The High Frequency Radio will allow the office to have better communication island-wide and with the rest of the world, even in the absence of traditional communication channels.  According to Cecil Shillingford, Disaster Risk Reduction Specialist who works with ODM and is the USAID representative in Dominica, “this unit will be part of the telecommunications infrastructure of the Office of Disaster Management and the Emergency Operations Center (EOC).”  Along with the private telecommunication networks, the emergency communications network has been designed to exist within the purview of the EOC.

Of the 31 individuals trained in amateur radio procedures, facilitated by IOM and the Dominica Amateur Radio Club Inc (DARCI), 27 are soon to be licensed amateur radio operators.  Among them are four members of the Dominica Association of Persons with Disabilities (DAPD). 

“IOM is proud to have advocated and supported the participation of people who are differently abled for the first time. And we are elated to have included them from the planning phase of this initiative,” IOM Project Manager, Dimitris Champesis, expressed.

“This is the beginning, and we hope that we will broaden our horizon so that we would have one trained DAPD [member] in each of the districts. So, if there is an emergency then we would be able to communicate one with another to find out what is going on,” President of the DAPD, Irma Raymond Joseph, shared.

The skills these participants now hold, “will help mitigate the void of isolation we face when we are physically cut off from the outside world,” Executive Director of the National Telecommunication Regulatory Commission (NTRC), Craig Nesty noted.

In the last few years, there has been a rapid spike in the number of ham radio operators in Dominica. In 2017 the NTRC received 14 applications and 18 renewals for a total of 34 licensed operators. From 2018 to present, over 82 new licenses and 38 renewals were recorded.

Now that more operators have come on board, the focus has shifted on connecting the districts to the EOC in the capital, Roseau. We also want “all the communities linked into the districts and we will use all forms of communications. Of course, whatever fails, fails - but at least we will have something that will work. So, we’ll look at the old conventional telephones, we’ll look at the cell phones, in terms of 2-way radios we’ll look at VHF, UHF and also HF. We’re incorporating satellite phones into the system,” Shillingford stressed.

The basis of a successful response of a well-prepared society is, of course, its citizen. IOM is proud to have supported the collaboration between government, civil society and communities and will continue our effort as the nation strives towards improving its national emergency response system.
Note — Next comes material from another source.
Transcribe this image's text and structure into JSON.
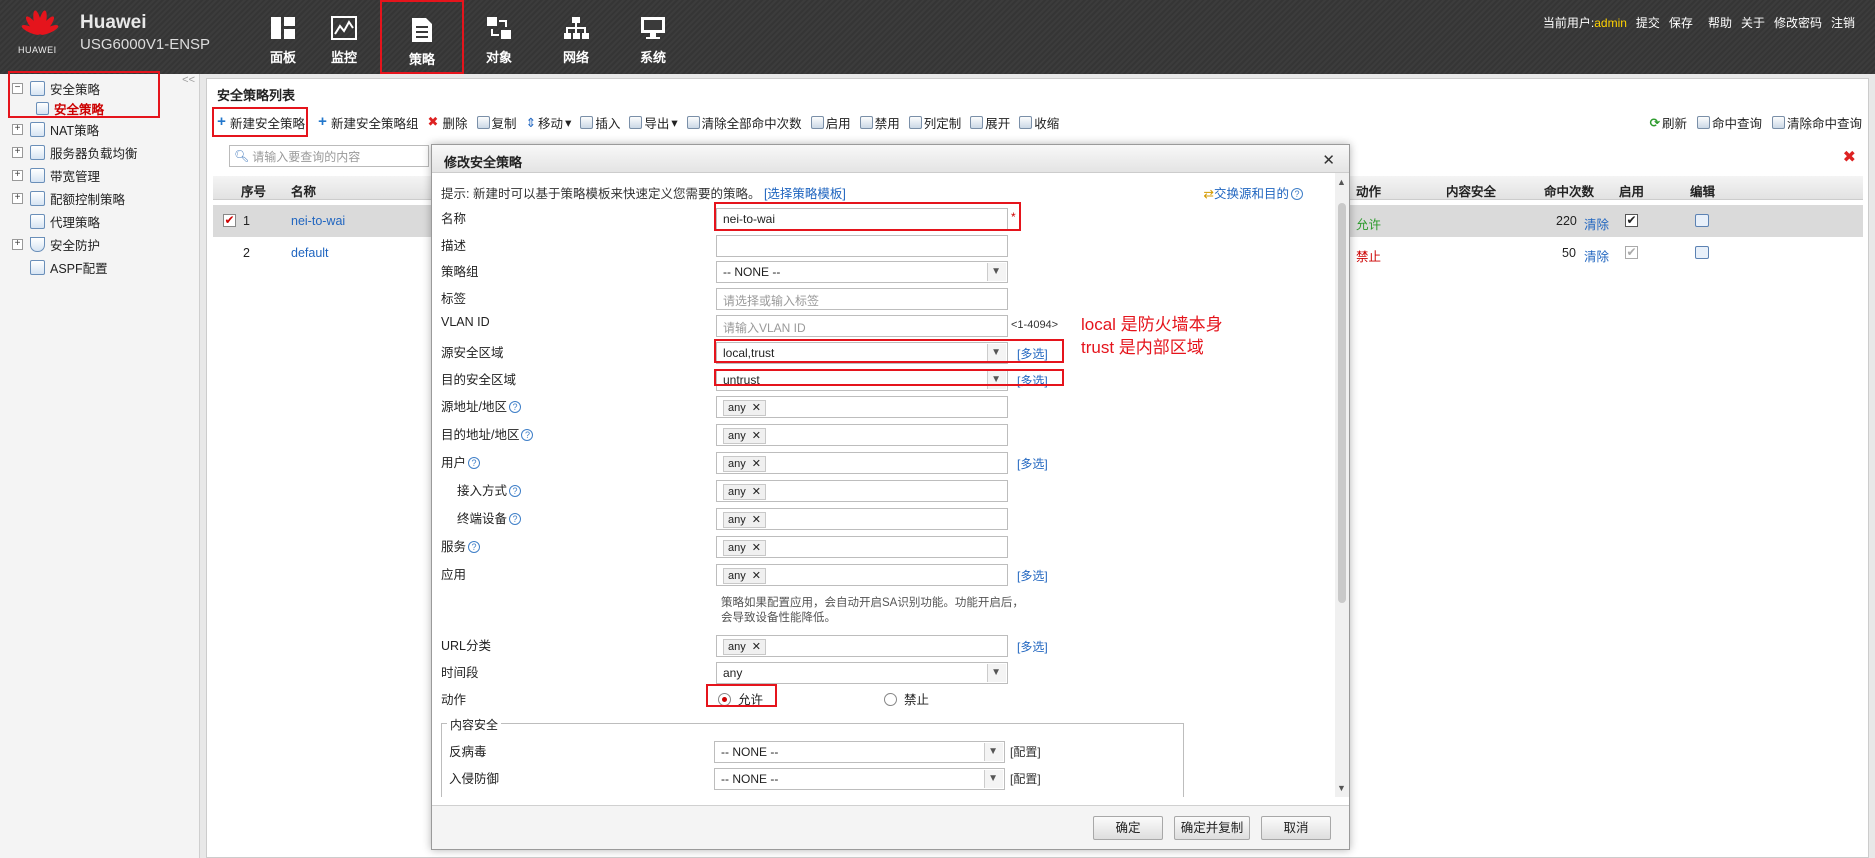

The organization is also keen on partnering to address the orderly movement of migrants in the region and other issues highlighted by the 2030 Sustainable Development Goals outlined by the United Nations.

For more information please contact Vynliz Dailey at IOM Dominica, E-mail: